Elisha Shapiro is a multi-hyphenate creative who grew up in Los Angeles—but instead of being drawn to the glamourous side of Hollywood, he veered toward the one-of-a-kind creative artists of the city. Elisha talks about his creative influences, finding your own community, and his new book, LA Freak. Tell me about growing up in Los Angeles and how you got into the creative scene?

My family moved to Los Angeles when I was in the 6th grade. It was the 60’s and even though we were living in the Palisades, I was seeing hippies on the TV and thought that looked so fun to hitchhike around. I wasn’t really popular in school, I was weird. But I embraced that in junior high. From a young age, I wasn’t really trying to “fit in.” LA is an odd place and some of my friends wanted to be movie stars, but most of them just wanted to be underground filmmakers and other artists. Was there anything that made you say you wanted nothing to do with the glamourous side of Hollywood?

I wasn’t consciously rejecting the glamour side. My uncle would produce concerts and he would take me to the Hollywood Bowl. He was involved with mainstream Hollywood, made a movie, but still stuck to his artistic visions. I got to see grownups also being artistic which was inspiring. When did you start writing and embrace the storyteller in you?

I’ve been writing stories since junior high and most of them were funny stories and things that happened to me. I started going to these storytelling shows around town and the audience really liked them.

What was the inspiration for your book, LA Freak?

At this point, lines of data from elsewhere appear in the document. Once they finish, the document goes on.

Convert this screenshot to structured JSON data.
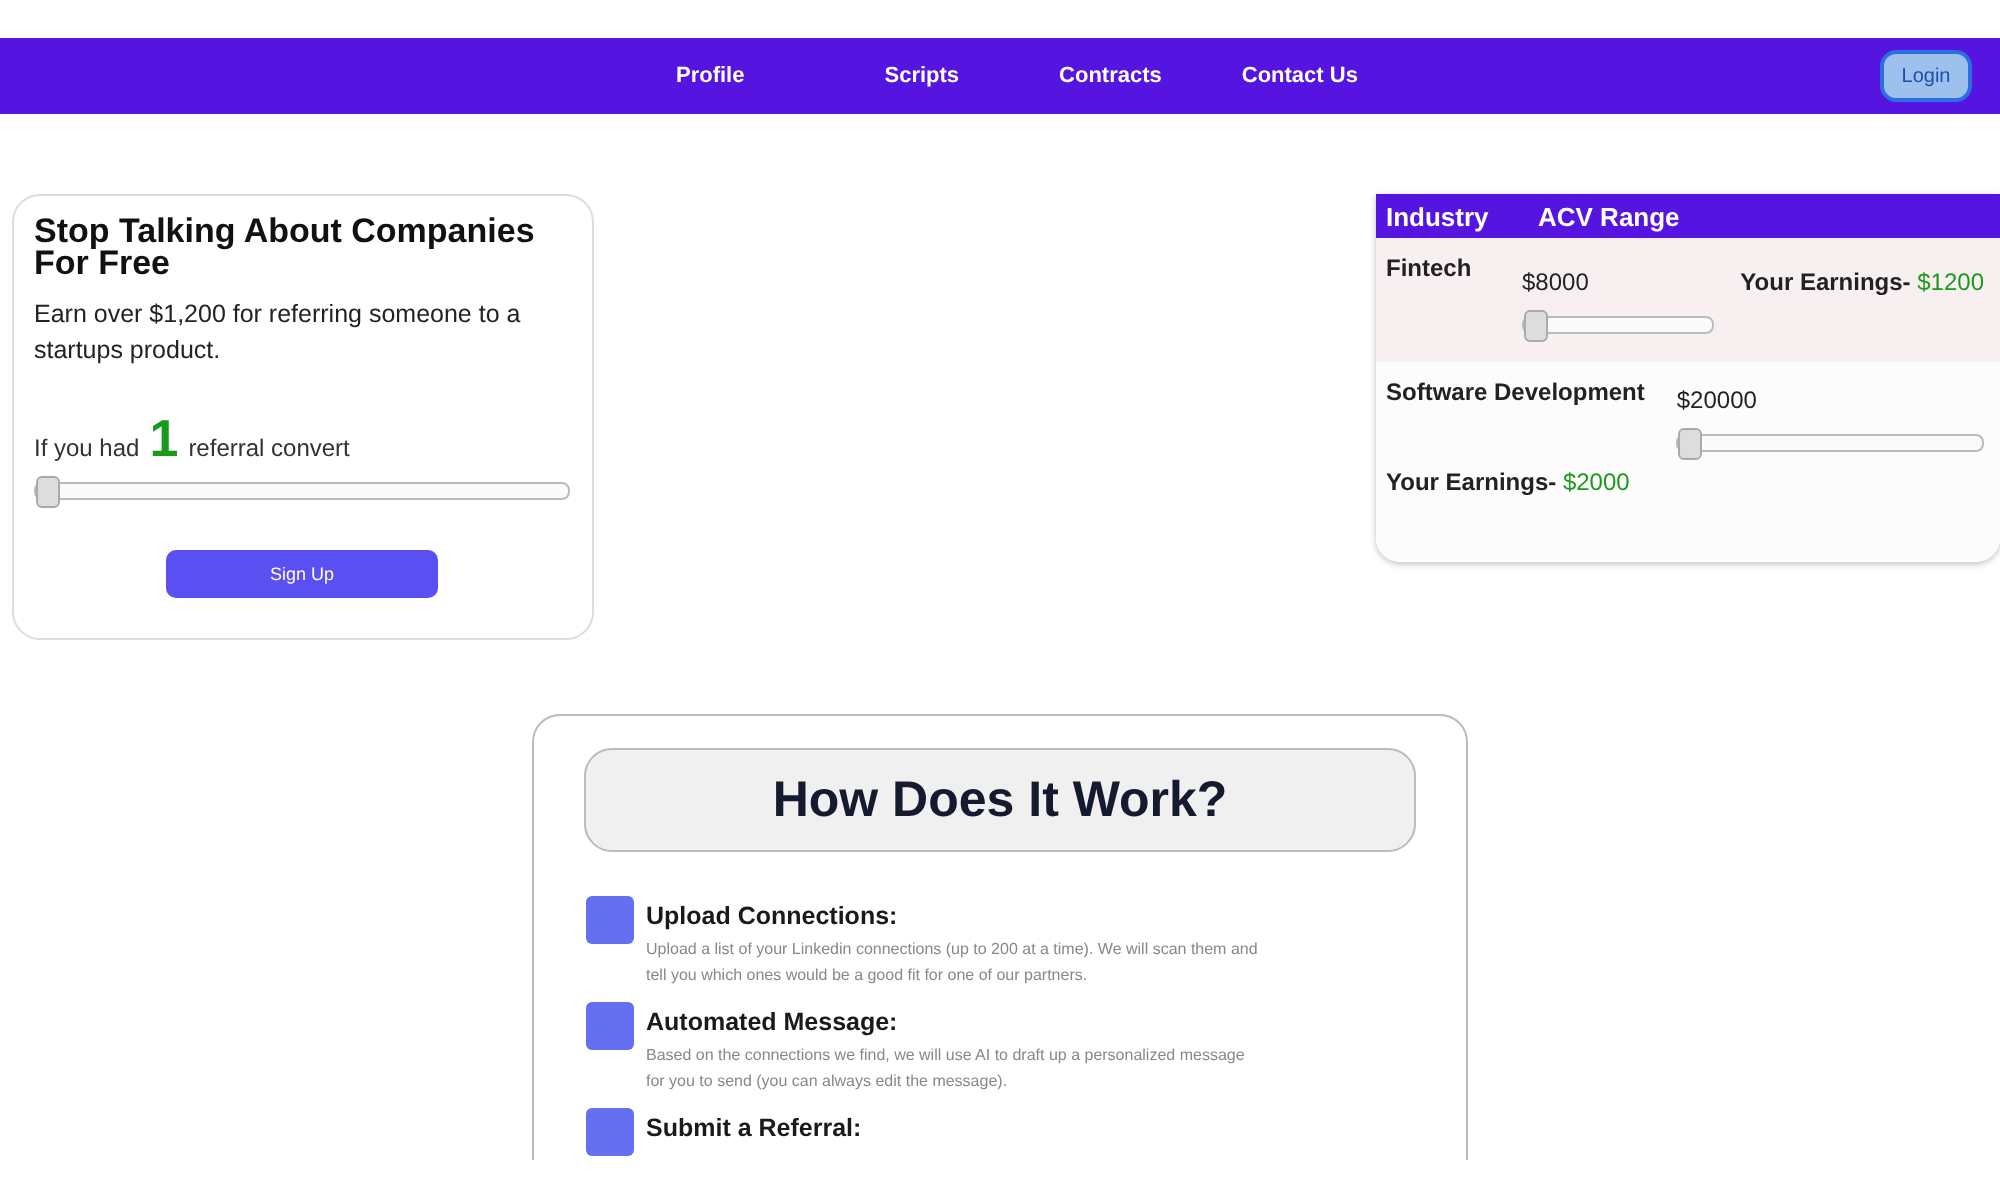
{
  "nav": {
    "links": [
      "Profile",
      "Scripts",
      "Contracts",
      "Contact Us"
    ],
    "login": "Login"
  },
  "promo": {
    "title": "Stop Talking About Companies For Free",
    "subtitle": "Earn over $1,200 for referring someone to a startups product.",
    "prefix": "If you had",
    "count": "1",
    "suffix": "referral convert",
    "slider": {
      "level": 0
    },
    "button": "Sign Up"
  },
  "table": {
    "columns": [
      "Industry",
      "ACV Range"
    ],
    "rows": [
      {
        "kind": "inline",
        "industry": "Fintech",
        "acv": "$8000",
        "level": 0,
        "earnings_label": "Your Earnings-",
        "earnings": "$1200"
      },
      {
        "kind": "stacked",
        "industry": "Software Development",
        "acv": "$20000",
        "level": 0,
        "earnings_label": "Your Earnings-",
        "earnings": "$2000"
      }
    ]
  },
  "how": {
    "title": "How Does It Work?",
    "steps": [
      {
        "title": "Upload Connections:",
        "text": "Upload a list of your Linkedin connections (up to 200 at a time). We will scan them and tell you which ones would be a good fit for one of our partners."
      },
      {
        "title": "Automated Message:",
        "text": "Based on the connections we find, we will use AI to draft up a personalized message for you to send (you can always edit the message)."
      },
      {
        "title": "Submit a Referral:"
      }
    ]
  }
}
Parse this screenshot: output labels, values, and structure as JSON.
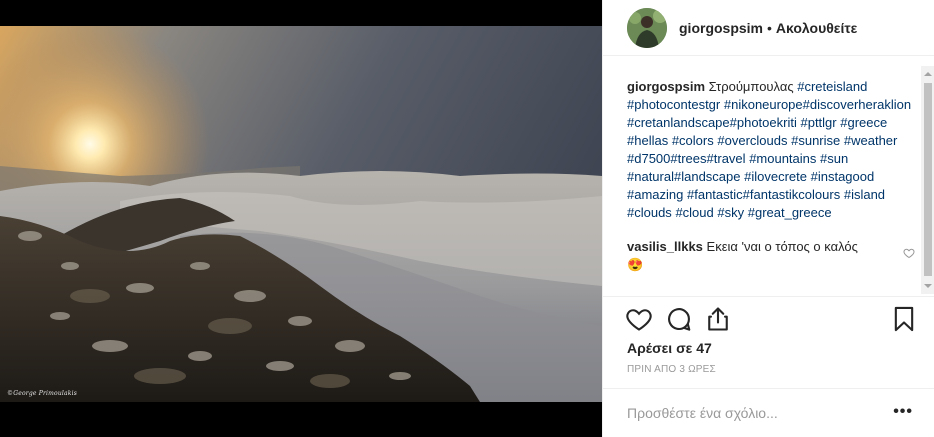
{
  "post": {
    "watermark": "©George Primoulakis"
  },
  "header": {
    "username": "giorgospsim",
    "separator": "•",
    "follow_status": "Ακολουθείτε"
  },
  "caption": {
    "username": "giorgospsim",
    "text": "Στρούμπουλας",
    "hashtags": [
      "#creteisland",
      "#photocontestgr",
      "#nikoneurope",
      "#discoverheraklion",
      "#cretanlandscape",
      "#photoekriti",
      "#pttlgr",
      "#greece",
      "#hellas",
      "#colors",
      "#overclouds",
      "#sunrise",
      "#weather",
      "#d7500",
      "#trees",
      "#travel",
      "#mountains",
      "#sun",
      "#natural",
      "#landscape",
      "#ilovecrete",
      "#instagood",
      "#amazing",
      "#fantastic",
      "#fantastikcolours",
      "#island",
      "#clouds",
      "#cloud",
      "#sky",
      "#great_greece"
    ]
  },
  "comment": {
    "username": "vasilis_llkks",
    "text": "Εκεια 'ναι ο τόπος ο καλός 😍"
  },
  "actions": {
    "like_icon": "heart-icon",
    "comment_icon": "comment-icon",
    "share_icon": "share-icon",
    "save_icon": "bookmark-icon"
  },
  "likes_text": "Αρέσει σε 47",
  "time_text": "ΠΡΙΝ ΑΠΟ 3 ΩΡΕΣ",
  "add_comment": {
    "placeholder": "Προσθέστε ένα σχόλιο...",
    "more_label": "•••"
  },
  "colors": {
    "hashtag": "#003569",
    "text": "#262626",
    "muted": "#999999",
    "divider": "#efefef"
  }
}
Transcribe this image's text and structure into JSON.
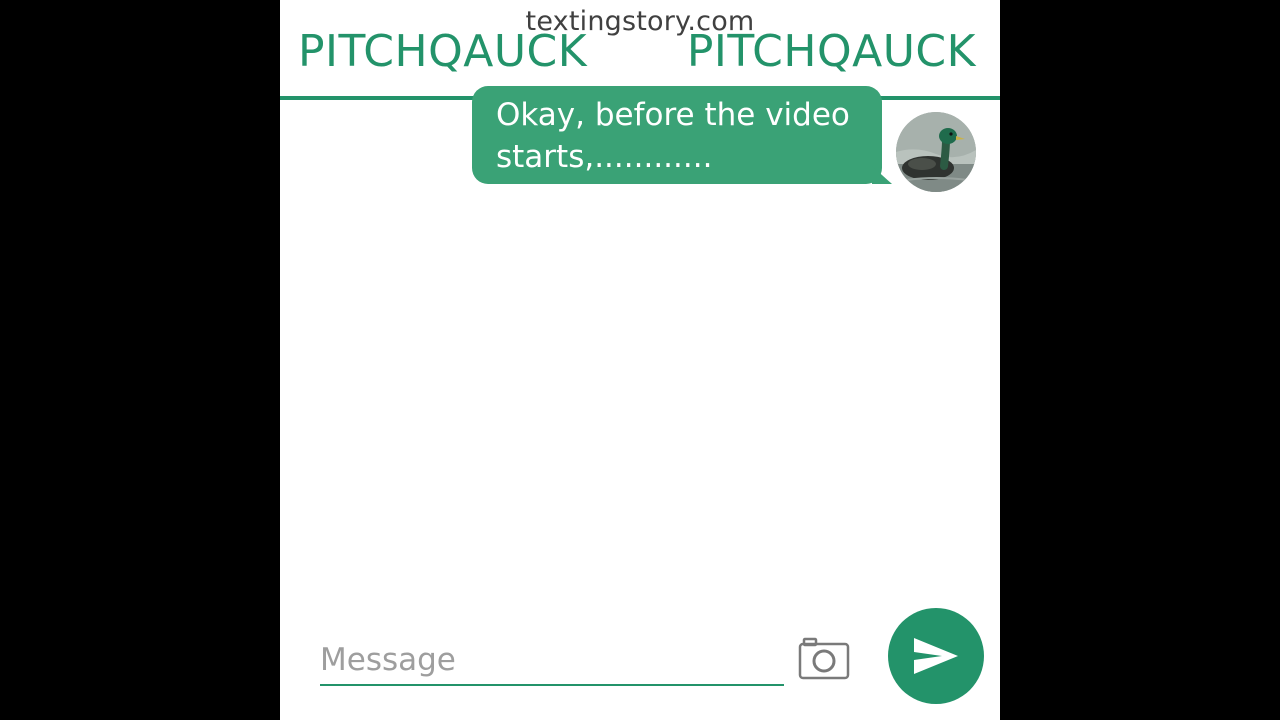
{
  "watermark": "textingstory.com",
  "header": {
    "contact_name_left": "PITCHQAUCK",
    "contact_name_right": "PITCHQAUCK"
  },
  "messages": [
    {
      "sender": "self",
      "text": "Okay, before the video starts,............",
      "avatar_icon": "duck-avatar"
    }
  ],
  "composer": {
    "placeholder": "Message",
    "camera_icon": "camera-icon",
    "send_icon": "send-icon"
  },
  "colors": {
    "accent": "#23936a",
    "bubble": "#3aa276",
    "background": "#ffffff",
    "outer": "#000000"
  }
}
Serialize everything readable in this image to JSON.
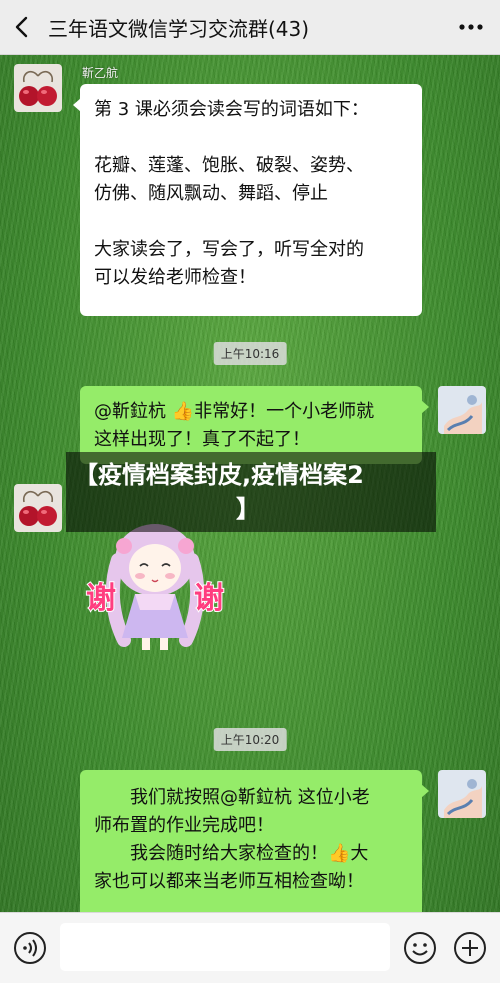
{
  "header": {
    "title": "三年语文微信学习交流群(43)",
    "back_icon": "chevron-left-icon",
    "more_icon": "more-dots-icon"
  },
  "messages": {
    "m1": {
      "sender": "靳乙航",
      "lines": [
        "第 3 课必须会读会写的词语如下：",
        "",
        "花瓣、莲蓬、饱胀、破裂、姿势、",
        "仿佛、随风飘动、舞蹈、停止",
        "",
        "大家读会了，写会了，听写全对的",
        "可以发给老师检查！"
      ]
    },
    "time1": "上午10:16",
    "m2": {
      "line1_prefix": "@靳鉝杭 ",
      "thumb": "👍",
      "line1_suffix": "非常好！一个小老师就",
      "line2": "这样出现了！真了不起了！"
    },
    "m3": {
      "sticker_text_left": "谢",
      "sticker_text_right": "谢"
    },
    "time2": "上午10:20",
    "m4": {
      "line1": "我们就按照@靳鉝杭  这位小老",
      "line2": "师布置的作业完成吧！",
      "line3_prefix": "我会随时给大家检查的！",
      "thumb": "👍",
      "line3_suffix": "大",
      "line4": "家也可以都来当老师互相检查呦！"
    }
  },
  "overlay": {
    "line1": "【疫情档案封皮,疫情档案2",
    "line2": "】"
  },
  "input_bar": {
    "voice_icon": "voice-icon",
    "emoji_icon": "emoji-icon",
    "add_icon": "plus-circle-icon"
  },
  "colors": {
    "header_bg": "#ededed",
    "bubble_sent": "#95ec69",
    "bubble_received": "#ffffff",
    "chat_bg": "#3f8f2e"
  }
}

The pandemic made it hard for me to share my funny stories because we couldn’t be in public, so I couldn’t go to these storytelling shows like I used to. I was looking at all my stories on my computer and starting to string them together. They were ones that I thought were funny and were also about my encounters in my hometown, in Los Angeles. Growing up I would have these odd encounters with my friends who weren’t mainstream at all. As I got older, I started seeing there was an alternative comedy scene in LA. I loved it. These were my kind of comedians. I realized there was this whole other world where people loved what you loved. Weird people like me can get stuck alone, but for some reason, I looked around and was lucky to find other people who I felt were similar. My book is a little hat tip to people who are like that. What’s the message you want readers to take away after reading your book?